**Instructions for the task:**
In the listing below, every entry should be duplicated exactly.

─── Supplied material

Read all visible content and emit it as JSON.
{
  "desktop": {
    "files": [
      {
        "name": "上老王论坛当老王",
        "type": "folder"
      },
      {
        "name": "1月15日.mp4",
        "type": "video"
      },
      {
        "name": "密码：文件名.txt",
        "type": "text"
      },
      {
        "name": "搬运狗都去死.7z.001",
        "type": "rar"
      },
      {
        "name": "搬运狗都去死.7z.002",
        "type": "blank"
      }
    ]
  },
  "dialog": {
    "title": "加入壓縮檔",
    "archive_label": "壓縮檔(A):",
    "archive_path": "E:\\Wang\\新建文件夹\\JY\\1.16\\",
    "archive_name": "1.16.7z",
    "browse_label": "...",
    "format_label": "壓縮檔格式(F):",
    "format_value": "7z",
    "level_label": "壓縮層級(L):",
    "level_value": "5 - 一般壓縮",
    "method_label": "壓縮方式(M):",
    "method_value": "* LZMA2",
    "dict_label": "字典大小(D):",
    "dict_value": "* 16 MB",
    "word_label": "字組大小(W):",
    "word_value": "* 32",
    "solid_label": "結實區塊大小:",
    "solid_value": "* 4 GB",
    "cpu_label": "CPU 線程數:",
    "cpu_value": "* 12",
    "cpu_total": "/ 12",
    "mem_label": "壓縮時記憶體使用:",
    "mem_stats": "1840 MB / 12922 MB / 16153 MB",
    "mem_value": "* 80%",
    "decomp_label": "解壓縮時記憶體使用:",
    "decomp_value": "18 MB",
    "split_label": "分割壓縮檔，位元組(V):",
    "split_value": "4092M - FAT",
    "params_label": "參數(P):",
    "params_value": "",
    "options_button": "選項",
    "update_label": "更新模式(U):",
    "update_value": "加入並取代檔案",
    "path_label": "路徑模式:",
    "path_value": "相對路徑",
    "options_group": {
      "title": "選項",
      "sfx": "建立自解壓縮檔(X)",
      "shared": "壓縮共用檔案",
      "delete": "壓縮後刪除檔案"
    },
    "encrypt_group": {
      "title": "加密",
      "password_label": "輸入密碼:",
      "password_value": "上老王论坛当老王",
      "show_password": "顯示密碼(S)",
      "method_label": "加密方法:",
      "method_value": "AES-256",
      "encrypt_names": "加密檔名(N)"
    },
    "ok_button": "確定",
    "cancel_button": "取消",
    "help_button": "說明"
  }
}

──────

**Response below:**
Read all visible content and emit it as JSON.
{
  "desktop": {
    "files": [
      {
        "name": "上老王论坛当老王",
        "type": "folder"
      },
      {
        "name": "1月15日.mp4",
        "type": "video"
      },
      {
        "name": "密码：文件名.txt",
        "type": "text"
      },
      {
        "name": "搬运狗都去死.7z.001",
        "type": "rar"
      },
      {
        "name": "搬运狗都去死.7z.002",
        "type": "blank"
      }
    ]
  },
  "dialog": {
    "title": "加入壓縮檔",
    "archive_label": "壓縮檔(A):",
    "archive_path": "E:\\Wang\\新建文件夹\\JY\\1.16\\",
    "archive_name": "1.16.7z",
    "browse_label": "...",
    "format_label": "壓縮檔格式(F):",
    "format_value": "7z",
    "level_label": "壓縮層級(L):",
    "level_value": "5 - 一般壓縮",
    "method_label": "壓縮方式(M):",
    "method_value": "* LZMA2",
    "dict_label": "字典大小(D):",
    "dict_value": "* 16 MB",
    "word_label": "字組大小(W):",
    "word_value": "* 32",
    "solid_label": "結實區塊大小:",
    "solid_value": "* 4 GB",
    "cpu_label": "CPU 線程數:",
    "cpu_value": "* 12",
    "cpu_total": "/ 12",
    "mem_label": "壓縮時記憶體使用:",
    "mem_stats": "1840 MB / 12922 MB / 16153 MB",
    "mem_value": "* 80%",
    "decomp_label": "解壓縮時記憶體使用:",
    "decomp_value": "18 MB",
    "split_label": "分割壓縮檔，位元組(V):",
    "split_value": "4092M - FAT",
    "params_label": "參數(P):",
    "params_value": "",
    "options_button": "選項",
    "update_label": "更新模式(U):",
    "update_value": "加入並取代檔案",
    "path_label": "路徑模式:",
    "path_value": "相對路徑",
    "options_group": {
      "title": "選項",
      "sfx": "建立自解壓縮檔(X)",
      "shared": "壓縮共用檔案",
      "delete": "壓縮後刪除檔案"
    },
    "encrypt_group": {
      "title": "加密",
      "password_label": "輸入密碼:",
      "password_value": "上老王论坛当老王",
      "show_password": "顯示密碼(S)",
      "method_label": "加密方法:",
      "method_value": "AES-256",
      "encrypt_names": "加密檔名(N)"
    },
    "ok_button": "確定",
    "cancel_button": "取消",
    "help_button": "說明"
  }
}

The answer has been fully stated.